Costs and Benefits of On-Farm Pasteurization
Pasteurizing milk before it is fed to calves reduces pathogens in milk by heating at a fixed temperature for a set length of time. It does not sterilize the milk, but typically kills 99% of pathogens, including the organisms that cause Mycoplasma and Johnes disease.When handled properly, pasteurization virtually eliminates the risks of feeding raw milk to calves.
The Benefits With pasteurized whole milk, you can expect: ▪ A significantly higher rate of gain ▪ Increased production as a lactating cow ▪ Greater longevity in the herd ▪ Decreased calf sickness ▪ Decreased calf death loss

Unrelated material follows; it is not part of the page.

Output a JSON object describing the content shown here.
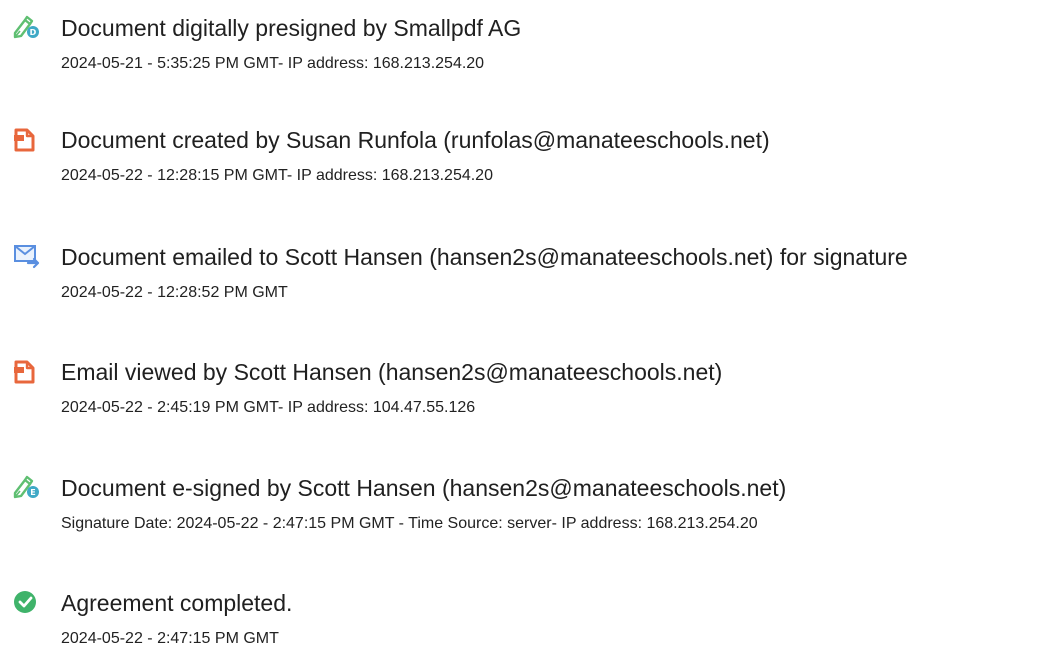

The Challenges Consistency is the biggest challenge to pasteurizing milk for calves. Not all farms have a consistent supply of waste milk. There are ways to address this: ▪ Supplement with non-waste milk. This is best nutritionally. ▪ Feed whole milk to your youngest calves (who stand to reap the most benefit) and switch to milk replacer after a few weeks. (Do not go back and forth.) ▪ Feed a combination of whole milk and milk replacer. This is least desirable nutritionally. Switching between the two can cause serious digestive issues.
Cost You can expect to spend several thousand dollars to start up on-farm pasteurization. However, even our smallest dairies would recover the cost of the pasteurizer in less than a year through savings in milk replacer cost and improved calf health and growth. Larger dairies would pay for it much faster.
Batch pasteurizers are most appropriate for smaller dairies. They are low-temperature, long-time pasteurizers and can be adjusted to pasteurize colostrum. Other types of pasteurizers include HTST (better for larger dairies, more expensive) and UV pasteurizers (less effective and does not kill Johnes). Finally, there is promising research on chemical pasteurization, which may be a way to reap the benefits of pasteurization without the start-up costs of a machine. Quality Control Pasteurization must be done right to be effective. Milk must be collected as hygienically as possible. Pasteurized milk must be cooled and stored appropriately if not fed immediately. What about colostrum? Just as whole milk is nutritionally superior to milk replacer, whole colostrum is superior to powdered colostrum replacer. The process for pasteurizing colostrum is different from the process for milk. Please contact me for more information.